After spending some time perusing school websites and weighing my options, I decided to find a job using a company called SearchAssociates. They specialize in bringing international schools and prospective teachers together at job fairs, where interviews are conducted and job offers are made. Before I was accepted as a client by SearchAssociates, I had to write an essay, provide sealed letters of recommendation, interview via Skype, and then, when all had cleared, pay a fee. This took most of September and October, and by November, I was “in”and registered for a job fair at the end of January.
The job fair was a fast paced experience. The first step in the fair was to schedule interviews with schools that had music openings. I walked up to booths, shook hands, handed out my resume, and spoke briefly with the schools. The American School of Madrid had a music opening posted, but it was for a teacher with 5+ years of experience and a Masters degree. Although I was very unqualified, I approached the table and introduced myself. I spoke with the Headmaster who then informed me that while I was unqualified for the posted position, he would love to interview me for a music internship position, which was not advertised. During our interview the next day, I was offered the position and had 24 hours to accept or decline the offer. I was elated, but to make matters more complicated, I had two other offers on the table from other schools. I spent the night in my hotel room, reading contracts, comparing salaries, and making pros and cons lists about all three schools. I went to bed that night not knowing what I would do.
I didn’t sleep well that night because my mind was racing and thoughts of Spain danced in my head. I woke up in the morning with my answer. I accepted the position as a K-5 General Music Teacher through the American School of Madrid’s internship program, which is a program designed to give support to first year teachers. As a first year teacher, I’ll be co-teaching with a more experienced colleague. I’m really pleased about this, because co-teaching will give me a chance to observe a seasoned teacher and give me opportunities to improve my pedagogy without the stress of being 100% in charge of my own classroom.
Back to the present, I’m ready to go! I spent the summer with my family and saying goodbye to most of my worldly possessions.

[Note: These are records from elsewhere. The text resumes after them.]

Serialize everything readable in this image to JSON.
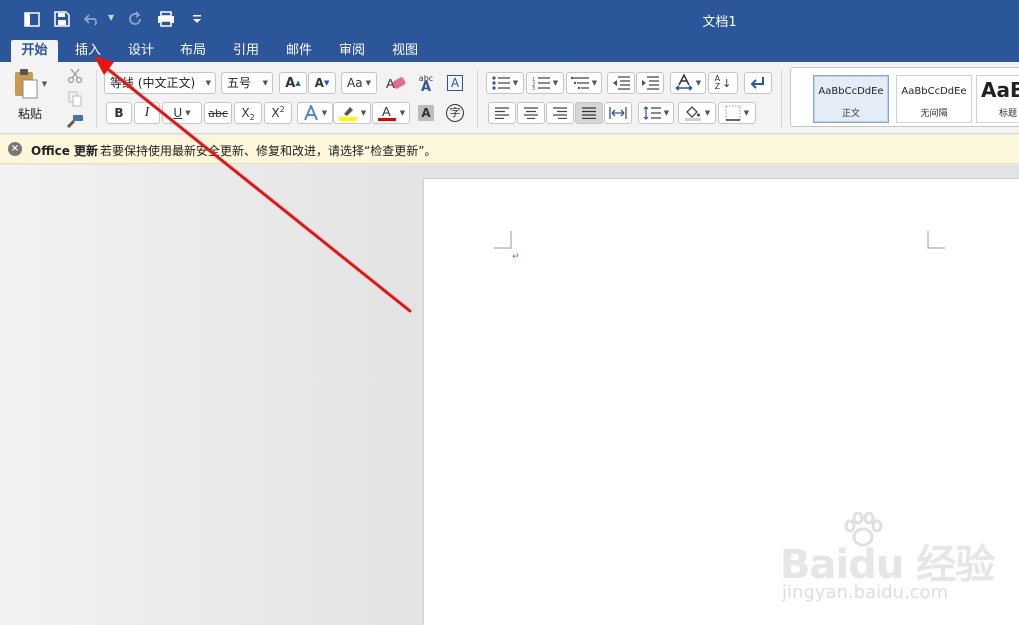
{
  "window": {
    "title": "文档1"
  },
  "tabs": [
    {
      "label": "开始",
      "active": true
    },
    {
      "label": "插入",
      "active": false
    },
    {
      "label": "设计",
      "active": false
    },
    {
      "label": "布局",
      "active": false
    },
    {
      "label": "引用",
      "active": false
    },
    {
      "label": "邮件",
      "active": false
    },
    {
      "label": "审阅",
      "active": false
    },
    {
      "label": "视图",
      "active": false
    }
  ],
  "ribbon": {
    "paste_label": "粘贴",
    "font_name": "等线 (中文正文)",
    "font_size": "五号",
    "bold": "B",
    "italic": "I",
    "underline": "U",
    "strike": "abc",
    "subscript_x": "X",
    "subscript_2": "2",
    "superscript_x": "X",
    "superscript_2": "2",
    "phonetic_top": "abc",
    "phonetic_bottom": "A",
    "border_char": "A",
    "shade_char": "A",
    "enclose_char": "字",
    "sort_top": "A",
    "sort_bottom": "Z",
    "styles": [
      {
        "sample": "AaBbCcDdEe",
        "name": "正文",
        "selected": true
      },
      {
        "sample": "AaBbCcDdEe",
        "name": "无间隔",
        "selected": false
      },
      {
        "sample": "AaB",
        "name": "标题",
        "selected": false
      }
    ]
  },
  "notification": {
    "title": "Office 更新",
    "message": "若要保持使用最新安全更新、修复和改进，请选择“检查更新”。"
  },
  "document": {
    "paragraph_mark": "↵"
  },
  "watermark": {
    "brand": "Baidu 经验",
    "url": "jingyan.baidu.com"
  },
  "colors": {
    "accent": "#2b569a",
    "highlight": "#ffff00",
    "font_color": "#e00000",
    "annotation_arrow": "#ee1111"
  }
}
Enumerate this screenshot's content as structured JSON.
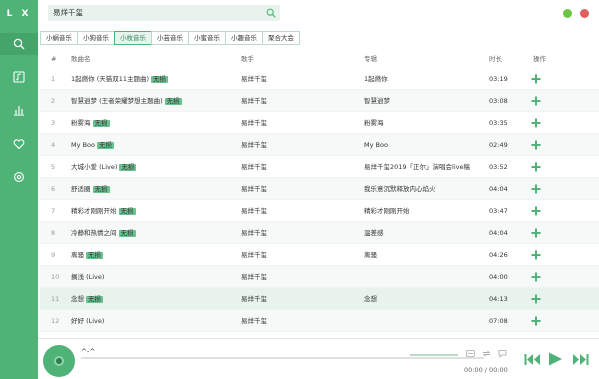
{
  "app": {
    "logo": "L X"
  },
  "search": {
    "query": "易烊千玺"
  },
  "tabs": [
    "小蜗音乐",
    "小狗音乐",
    "小枚音乐",
    "小芸音乐",
    "小蜜音乐",
    "小趣音乐",
    "聚合大会"
  ],
  "active_tab": "小枚音乐",
  "table": {
    "headers": {
      "num": "#",
      "title": "歌曲名",
      "artist": "歌手",
      "album": "专辑",
      "duration": "时长",
      "actions": "操作"
    },
    "rows": [
      {
        "num": "1",
        "title": "1起燃你 (天猫双11主题曲)",
        "badge": "无损",
        "artist": "易烊千玺",
        "album": "1起燃你",
        "duration": "03:19"
      },
      {
        "num": "2",
        "title": "智慧逍梦 (王者荣耀梦想主题曲)",
        "badge": "无损",
        "artist": "易烊千玺",
        "album": "智慧逍梦",
        "duration": "03:08"
      },
      {
        "num": "3",
        "title": "粉雾海",
        "badge": "无损",
        "artist": "易烊千玺",
        "album": "粉雾海",
        "duration": "03:35"
      },
      {
        "num": "4",
        "title": "My Boo",
        "badge": "无损",
        "artist": "易烊千玺",
        "album": "My Boo",
        "duration": "02:49"
      },
      {
        "num": "5",
        "title": "大城小爱 (Live)",
        "badge": "无损",
        "artist": "易烊千玺",
        "album": "易烊千玺2019「正尔」演唱会live稿",
        "duration": "03:52"
      },
      {
        "num": "6",
        "title": "舒适圈",
        "badge": "无损",
        "artist": "易烊千玺",
        "album": "我乐意沉默释放内心焰火",
        "duration": "04:04"
      },
      {
        "num": "7",
        "title": "精彩才刚刚开始",
        "badge": "无损",
        "artist": "易烊千玺",
        "album": "精彩才刚刚开始",
        "duration": "03:47"
      },
      {
        "num": "8",
        "title": "冷静和热情之间",
        "badge": "无损",
        "artist": "易烊千玺",
        "album": "温差感",
        "duration": "04:04"
      },
      {
        "num": "9",
        "title": "离骚",
        "badge": "无损",
        "artist": "易烊千玺",
        "album": "离骚",
        "duration": "04:26"
      },
      {
        "num": "10",
        "title": "搁浅 (Live)",
        "badge": "",
        "artist": "易烊千玺",
        "album": "",
        "duration": "04:00"
      },
      {
        "num": "11",
        "title": "念想",
        "badge": "无损",
        "artist": "易烊千玺",
        "album": "念想",
        "duration": "04:13"
      },
      {
        "num": "12",
        "title": "好好 (Live)",
        "badge": "",
        "artist": "易烊千玺",
        "album": "",
        "duration": "07:08"
      }
    ]
  },
  "player": {
    "title": "^-^",
    "time": "00:00 / 00:00"
  },
  "colors": {
    "accent": "#4fb377",
    "window_min": "#6cc644",
    "window_close": "#e05e5e"
  }
}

I’m excited to begin my first year of teaching and to have the life changing and culturally immersive experience I’ve always wanted to have. I’m guessing this year will be one of the most difficult years of my life, but in the words of JFK, “We didn’t go to the Moon [Spain] because it was easy, we went to the Moon [Spain] because it was hard.

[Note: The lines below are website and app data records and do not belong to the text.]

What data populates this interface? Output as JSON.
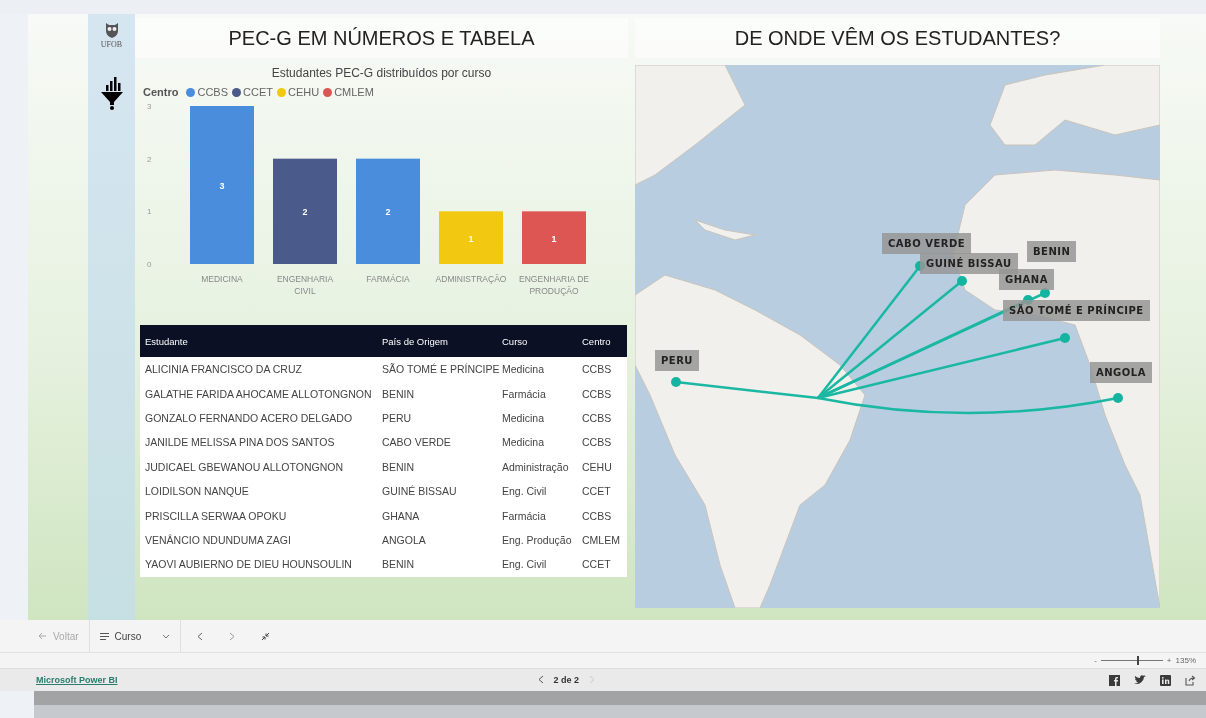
{
  "sidebar": {
    "logo_text": "UFOB"
  },
  "left_panel": {
    "title": "PEC-G EM NÚMEROS E TABELA",
    "chart": {
      "legend_title": "Centro",
      "chart_data": {
        "type": "bar",
        "title": "Estudantes PEC-G distribuídos por curso",
        "categories": [
          "MEDICINA",
          "ENGENHARIA CIVIL",
          "FARMÁCIA",
          "ADMINISTRAÇÃO",
          "ENGENHARIA DE PRODUÇÃO"
        ],
        "series": [
          {
            "name": "CCBS",
            "color": "#4a8ddc",
            "values": [
              3,
              null,
              2,
              null,
              null
            ]
          },
          {
            "name": "CCET",
            "color": "#4a5a8a",
            "values": [
              null,
              2,
              null,
              null,
              null
            ]
          },
          {
            "name": "CEHU",
            "color": "#f2c811",
            "values": [
              null,
              null,
              null,
              1,
              null
            ]
          },
          {
            "name": "CMLEM",
            "color": "#de5654",
            "values": [
              null,
              null,
              null,
              null,
              1
            ]
          }
        ],
        "stacked": true,
        "ylim": [
          0,
          3
        ],
        "yticks": [
          0,
          1,
          2,
          3
        ],
        "data_labels": true
      }
    },
    "table": {
      "columns": [
        "Estudante",
        "País de Origem",
        "Curso",
        "Centro"
      ],
      "rows": [
        [
          "ALICINIA FRANCISCO DA CRUZ",
          "SÃO TOMÉ E PRÍNCIPE",
          "Medicina",
          "CCBS"
        ],
        [
          "GALATHE FARIDA AHOCAME ALLOTONGNON",
          "BENIN",
          "Farmácia",
          "CCBS"
        ],
        [
          "GONZALO FERNANDO ACERO DELGADO",
          "PERU",
          "Medicina",
          "CCBS"
        ],
        [
          "JANILDE MELISSA PINA DOS SANTOS",
          "CABO VERDE",
          "Medicina",
          "CCBS"
        ],
        [
          "JUDICAEL GBEWANOU ALLOTONGNON",
          "BENIN",
          "Administração",
          "CEHU"
        ],
        [
          "LOIDILSON NANQUE",
          "GUINÉ BISSAU",
          "Eng. Civil",
          "CCET"
        ],
        [
          "PRISCILLA SERWAA OPOKU",
          "GHANA",
          "Farmácia",
          "CCBS"
        ],
        [
          "VENÂNCIO NDUNDUMA ZAGI",
          "ANGOLA",
          "Eng. Produção",
          "CMLEM"
        ],
        [
          "YAOVI AUBIERNO DE DIEU HOUNSOULIN",
          "BENIN",
          "Eng. Civil",
          "CCET"
        ]
      ]
    }
  },
  "right_panel": {
    "title": "DE ONDE VÊM OS ESTUDANTES?",
    "map": {
      "origins": [
        {
          "label": "CABO VERDE"
        },
        {
          "label": "GUINÉ BISSAU"
        },
        {
          "label": "BENIN"
        },
        {
          "label": "GHANA"
        },
        {
          "label": "SÃO TOMÉ E PRÍNCIPE"
        },
        {
          "label": "PERU"
        },
        {
          "label": "ANGOLA"
        }
      ]
    }
  },
  "toolbar": {
    "back": {
      "label": "Voltar",
      "disabled": true
    },
    "bookmarks": {
      "label": "Curso"
    }
  },
  "zoom": {
    "minus": "-",
    "plus": "+",
    "level": 0.58,
    "reading": "135%"
  },
  "footer": {
    "brand": "Microsoft Power BI",
    "page": "2 de 2",
    "prev_disabled": false,
    "next_disabled": true
  }
}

No matter what lies ahead, I’m just going to jump in and figure it out.